Cause and Effect
In all situations you have a choice about how you respond. You can make excuses and blame others so that any possible solutions will need to be the responsibility of other people. This response will mean that you are powerless; you will make it appear that there is nothing you can do.
Alternatively you can take responsibility to respond to the situation in the most resourceful way you can and so empower yourself and allow yourself to be part of the solution. You have a choice about how you respond to every event in your life, understanding that gives you the power to constantly influence and direct your results.
CAUSE > > > > > > EFFECT
Perception is Projection
In order to make a judgement (or projection) about someone or something you must have first recognised it in yourself, otherwise how would you know what it was?
You notice the things outside yourself that are really you and you can use this as a source of feedback to help you learn and grow.
What other people do is up to them, what you do with it is up to you
You will interpret people’s actions to fit in with your model of the world and so people will act the way you unconsciously want them to.
Whatever you focus on and pay attention to is what you will get, so project onto other people how you want to be yourself
The Connection between the Mind and the Body
Deepak Chopra says:
“The mind and body are the same system. Every cell is eavesdropping on your internal dialogue”.
The human nervous system is an incredibly complex organ composed of approximately 86 billion neurons and an estimated 500 trillion synapses. That’s a number with 14 zeros, or 500,000,000,000,000.
Each neuron can be connected to between 1 and 17,000 other neurons.
Neurons communicate with each other via electrical and chemical signals, forming vast networks and circuits that underpin all of our thoughts, behaviours, and experiences.
The complexity of the human nervous system lies not just in its sheer size, but in its organisation and functionality. Different areas of the brain are specialised for different functions, such as perception, movement, language, and emotion. These areas are connected by intricate pathways that allow for communication and coordination between them, and with all other parts of the body. How else would you know if you bath is too hot? How else to gauge whether you have eaten too much? Or that your tongue is feeling a bit strange this morning?
Moreover, the nervous system is highly plastic, meaning it can adapt and reorganise in response to experiences and learning. This plasticity allows us to continually develop new skills, form memories, and adapt to changing environments.

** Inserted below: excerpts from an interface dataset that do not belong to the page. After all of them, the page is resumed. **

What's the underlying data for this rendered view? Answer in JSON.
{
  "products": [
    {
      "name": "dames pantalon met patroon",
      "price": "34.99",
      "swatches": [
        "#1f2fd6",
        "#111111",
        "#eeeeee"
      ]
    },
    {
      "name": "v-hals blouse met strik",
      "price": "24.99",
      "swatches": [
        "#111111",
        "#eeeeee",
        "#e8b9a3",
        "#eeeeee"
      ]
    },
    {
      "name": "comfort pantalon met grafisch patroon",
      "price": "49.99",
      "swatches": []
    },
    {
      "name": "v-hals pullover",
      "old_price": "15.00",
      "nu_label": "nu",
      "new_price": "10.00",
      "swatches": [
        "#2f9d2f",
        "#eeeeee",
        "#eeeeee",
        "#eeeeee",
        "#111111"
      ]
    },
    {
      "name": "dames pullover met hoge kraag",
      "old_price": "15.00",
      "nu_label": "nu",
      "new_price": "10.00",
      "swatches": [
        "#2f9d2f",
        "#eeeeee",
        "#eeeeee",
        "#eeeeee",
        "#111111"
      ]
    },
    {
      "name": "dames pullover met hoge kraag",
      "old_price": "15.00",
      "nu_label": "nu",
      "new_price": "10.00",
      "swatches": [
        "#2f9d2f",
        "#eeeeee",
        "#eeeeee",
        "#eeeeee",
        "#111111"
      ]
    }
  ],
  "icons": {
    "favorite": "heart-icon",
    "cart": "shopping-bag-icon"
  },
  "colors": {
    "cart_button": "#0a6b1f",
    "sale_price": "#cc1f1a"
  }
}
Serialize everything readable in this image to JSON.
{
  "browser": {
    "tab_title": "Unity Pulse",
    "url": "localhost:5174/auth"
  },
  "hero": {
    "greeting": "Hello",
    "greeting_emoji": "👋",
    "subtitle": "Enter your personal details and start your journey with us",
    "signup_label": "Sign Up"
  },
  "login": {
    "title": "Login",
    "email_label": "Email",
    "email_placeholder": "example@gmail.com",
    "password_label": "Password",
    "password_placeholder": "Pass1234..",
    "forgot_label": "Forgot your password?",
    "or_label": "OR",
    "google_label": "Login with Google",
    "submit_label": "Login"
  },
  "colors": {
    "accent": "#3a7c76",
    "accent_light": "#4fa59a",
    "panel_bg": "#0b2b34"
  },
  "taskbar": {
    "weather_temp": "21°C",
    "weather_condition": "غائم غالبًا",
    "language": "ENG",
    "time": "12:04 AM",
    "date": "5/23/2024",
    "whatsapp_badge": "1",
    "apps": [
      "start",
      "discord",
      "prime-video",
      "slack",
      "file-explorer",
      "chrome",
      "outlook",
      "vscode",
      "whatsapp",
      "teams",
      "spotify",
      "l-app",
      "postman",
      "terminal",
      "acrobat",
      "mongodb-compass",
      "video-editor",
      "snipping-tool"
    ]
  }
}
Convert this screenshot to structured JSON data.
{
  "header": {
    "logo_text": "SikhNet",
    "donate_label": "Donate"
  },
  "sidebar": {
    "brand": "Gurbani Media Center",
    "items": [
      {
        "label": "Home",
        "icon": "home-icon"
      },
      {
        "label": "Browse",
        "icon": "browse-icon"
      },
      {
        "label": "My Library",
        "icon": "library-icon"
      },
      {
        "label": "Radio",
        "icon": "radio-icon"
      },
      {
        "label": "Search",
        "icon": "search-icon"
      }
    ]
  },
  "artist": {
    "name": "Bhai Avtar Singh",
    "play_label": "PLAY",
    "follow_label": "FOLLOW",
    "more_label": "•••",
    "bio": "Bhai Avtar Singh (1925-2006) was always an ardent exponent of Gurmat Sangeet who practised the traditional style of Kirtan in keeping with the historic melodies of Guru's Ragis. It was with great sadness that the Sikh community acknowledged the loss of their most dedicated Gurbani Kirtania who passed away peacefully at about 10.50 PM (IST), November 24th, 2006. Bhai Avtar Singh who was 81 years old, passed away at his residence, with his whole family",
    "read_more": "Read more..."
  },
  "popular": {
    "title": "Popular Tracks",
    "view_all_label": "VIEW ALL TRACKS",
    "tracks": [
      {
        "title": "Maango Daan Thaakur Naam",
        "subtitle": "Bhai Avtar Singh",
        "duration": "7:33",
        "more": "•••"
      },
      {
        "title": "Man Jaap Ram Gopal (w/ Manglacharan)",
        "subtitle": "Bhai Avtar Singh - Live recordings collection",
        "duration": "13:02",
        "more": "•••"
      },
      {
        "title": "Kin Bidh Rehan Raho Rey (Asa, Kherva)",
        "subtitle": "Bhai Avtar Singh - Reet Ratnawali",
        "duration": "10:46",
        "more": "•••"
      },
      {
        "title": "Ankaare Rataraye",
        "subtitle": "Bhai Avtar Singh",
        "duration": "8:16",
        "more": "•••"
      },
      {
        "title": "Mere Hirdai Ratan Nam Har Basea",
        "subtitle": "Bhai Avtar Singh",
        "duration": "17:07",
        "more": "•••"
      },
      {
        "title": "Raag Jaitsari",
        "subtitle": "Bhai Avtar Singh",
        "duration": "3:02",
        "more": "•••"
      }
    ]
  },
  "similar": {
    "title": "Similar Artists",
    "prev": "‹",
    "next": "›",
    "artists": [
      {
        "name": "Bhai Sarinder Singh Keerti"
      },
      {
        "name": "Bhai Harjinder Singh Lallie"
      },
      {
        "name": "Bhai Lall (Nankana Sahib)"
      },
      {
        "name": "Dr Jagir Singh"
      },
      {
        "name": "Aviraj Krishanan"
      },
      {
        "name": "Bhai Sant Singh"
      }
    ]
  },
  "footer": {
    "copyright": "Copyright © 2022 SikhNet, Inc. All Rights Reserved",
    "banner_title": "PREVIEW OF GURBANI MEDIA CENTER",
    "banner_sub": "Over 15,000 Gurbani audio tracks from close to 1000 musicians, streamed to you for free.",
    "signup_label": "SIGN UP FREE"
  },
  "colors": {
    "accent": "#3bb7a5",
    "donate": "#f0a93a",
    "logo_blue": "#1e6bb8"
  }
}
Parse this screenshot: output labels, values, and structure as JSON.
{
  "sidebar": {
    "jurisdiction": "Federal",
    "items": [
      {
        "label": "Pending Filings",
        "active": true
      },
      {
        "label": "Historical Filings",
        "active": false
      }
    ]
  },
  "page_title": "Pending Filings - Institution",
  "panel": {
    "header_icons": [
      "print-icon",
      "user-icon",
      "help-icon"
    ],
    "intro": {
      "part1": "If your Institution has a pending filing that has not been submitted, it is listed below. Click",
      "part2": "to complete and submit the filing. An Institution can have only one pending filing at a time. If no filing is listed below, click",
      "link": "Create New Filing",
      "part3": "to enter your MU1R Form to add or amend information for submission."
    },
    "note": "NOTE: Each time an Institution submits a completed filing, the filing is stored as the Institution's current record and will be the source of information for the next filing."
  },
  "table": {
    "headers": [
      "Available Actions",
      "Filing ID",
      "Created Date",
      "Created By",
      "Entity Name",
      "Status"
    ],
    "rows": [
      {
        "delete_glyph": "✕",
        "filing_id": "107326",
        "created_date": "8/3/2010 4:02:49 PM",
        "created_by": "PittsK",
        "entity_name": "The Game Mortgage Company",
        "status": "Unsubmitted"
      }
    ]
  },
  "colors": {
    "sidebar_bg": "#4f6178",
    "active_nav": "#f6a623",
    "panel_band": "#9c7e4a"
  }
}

NLP is our way into helping humans take control of this plasticity and create thoughts, feelings, memories, beliefs, ideas and strategies for whatever they want to achieve.
All meaning is dependent on the context in which it occurs.
For example, a scream will have one meaning if it comes from a happy child having just opened the present they always wanted, and a different one if the scream is from someone who has just fallen over and hurt their ankle.
Without realising it, we automatically assign meanings to external events. This process is largely unconscious to us, and almost instantaneous.
However, we can take charge of this process when the meaning is not beneficial to us. For example, imagine that a work colleague looks at you in a particular way, that you immediately associate with someone being annoyed. First stop, and ask yourself, how do I know that this person is annoyed at me? After, I cannt read minds. Next, ask what else this behaviour could mean? Are they in some kind of physical discomfort from the large slice of cake they consumed? Are they annoyed with themselves for a reason you don’t know? Maybe that’s just their ‘thinking face’?
Of course, a sure-fire way of knowing is to ask them! Say “Your expression looked to me as if you were annoyed? Is that accurate?” And proceed from there.
So, we often assume meanings, especially the intentions of others, where little or no evidence exists for our assumptions.